What needs to be done
The full listing should be set down exactly as it reads.

Data for this task
>>

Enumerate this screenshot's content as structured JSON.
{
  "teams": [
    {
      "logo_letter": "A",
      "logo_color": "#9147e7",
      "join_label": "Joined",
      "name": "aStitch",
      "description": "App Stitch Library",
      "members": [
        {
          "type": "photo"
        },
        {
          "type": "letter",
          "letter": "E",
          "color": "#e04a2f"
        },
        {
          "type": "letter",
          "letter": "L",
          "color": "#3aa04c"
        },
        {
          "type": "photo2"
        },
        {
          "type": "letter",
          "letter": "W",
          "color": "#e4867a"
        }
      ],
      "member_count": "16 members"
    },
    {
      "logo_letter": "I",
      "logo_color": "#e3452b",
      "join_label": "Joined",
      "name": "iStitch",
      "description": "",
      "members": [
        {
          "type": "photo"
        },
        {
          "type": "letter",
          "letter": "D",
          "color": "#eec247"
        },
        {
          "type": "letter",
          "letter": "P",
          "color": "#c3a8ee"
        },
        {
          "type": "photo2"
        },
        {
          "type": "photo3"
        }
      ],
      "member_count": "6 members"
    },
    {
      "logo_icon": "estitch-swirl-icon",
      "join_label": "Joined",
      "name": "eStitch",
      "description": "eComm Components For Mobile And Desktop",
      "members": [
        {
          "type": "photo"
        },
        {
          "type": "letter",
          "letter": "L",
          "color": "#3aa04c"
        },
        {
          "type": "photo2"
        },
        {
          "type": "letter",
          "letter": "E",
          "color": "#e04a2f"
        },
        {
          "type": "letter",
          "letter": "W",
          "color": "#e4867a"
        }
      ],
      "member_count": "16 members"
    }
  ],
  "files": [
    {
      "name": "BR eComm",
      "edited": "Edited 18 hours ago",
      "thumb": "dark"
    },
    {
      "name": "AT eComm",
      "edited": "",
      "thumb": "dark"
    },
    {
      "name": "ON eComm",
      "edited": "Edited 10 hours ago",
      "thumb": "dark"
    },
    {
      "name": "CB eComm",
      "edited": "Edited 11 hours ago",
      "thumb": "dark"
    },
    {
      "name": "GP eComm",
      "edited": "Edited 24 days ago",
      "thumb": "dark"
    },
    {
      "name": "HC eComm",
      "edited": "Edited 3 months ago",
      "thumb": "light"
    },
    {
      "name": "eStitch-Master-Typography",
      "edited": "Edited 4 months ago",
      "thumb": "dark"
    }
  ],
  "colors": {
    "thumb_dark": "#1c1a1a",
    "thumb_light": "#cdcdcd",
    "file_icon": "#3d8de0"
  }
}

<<

Reply
Enumerate this screenshot's content as structured JSON.
{
  "teams": [
    {
      "logo_letter": "A",
      "logo_color": "#9147e7",
      "join_label": "Joined",
      "name": "aStitch",
      "description": "App Stitch Library",
      "members": [
        {
          "type": "photo"
        },
        {
          "type": "letter",
          "letter": "E",
          "color": "#e04a2f"
        },
        {
          "type": "letter",
          "letter": "L",
          "color": "#3aa04c"
        },
        {
          "type": "photo2"
        },
        {
          "type": "letter",
          "letter": "W",
          "color": "#e4867a"
        }
      ],
      "member_count": "16 members"
    },
    {
      "logo_letter": "I",
      "logo_color": "#e3452b",
      "join_label": "Joined",
      "name": "iStitch",
      "description": "",
      "members": [
        {
          "type": "photo"
        },
        {
          "type": "letter",
          "letter": "D",
          "color": "#eec247"
        },
        {
          "type": "letter",
          "letter": "P",
          "color": "#c3a8ee"
        },
        {
          "type": "photo2"
        },
        {
          "type": "photo3"
        }
      ],
      "member_count": "6 members"
    },
    {
      "logo_icon": "estitch-swirl-icon",
      "join_label": "Joined",
      "name": "eStitch",
      "description": "eComm Components For Mobile And Desktop",
      "members": [
        {
          "type": "photo"
        },
        {
          "type": "letter",
          "letter": "L",
          "color": "#3aa04c"
        },
        {
          "type": "photo2"
        },
        {
          "type": "letter",
          "letter": "E",
          "color": "#e04a2f"
        },
        {
          "type": "letter",
          "letter": "W",
          "color": "#e4867a"
        }
      ],
      "member_count": "16 members"
    }
  ],
  "files": [
    {
      "name": "BR eComm",
      "edited": "Edited 18 hours ago",
      "thumb": "dark"
    },
    {
      "name": "AT eComm",
      "edited": "",
      "thumb": "dark"
    },
    {
      "name": "ON eComm",
      "edited": "Edited 10 hours ago",
      "thumb": "dark"
    },
    {
      "name": "CB eComm",
      "edited": "Edited 11 hours ago",
      "thumb": "dark"
    },
    {
      "name": "GP eComm",
      "edited": "Edited 24 days ago",
      "thumb": "dark"
    },
    {
      "name": "HC eComm",
      "edited": "Edited 3 months ago",
      "thumb": "light"
    },
    {
      "name": "eStitch-Master-Typography",
      "edited": "Edited 4 months ago",
      "thumb": "dark"
    }
  ],
  "colors": {
    "thumb_dark": "#1c1a1a",
    "thumb_light": "#cdcdcd",
    "file_icon": "#3d8de0"
  }
}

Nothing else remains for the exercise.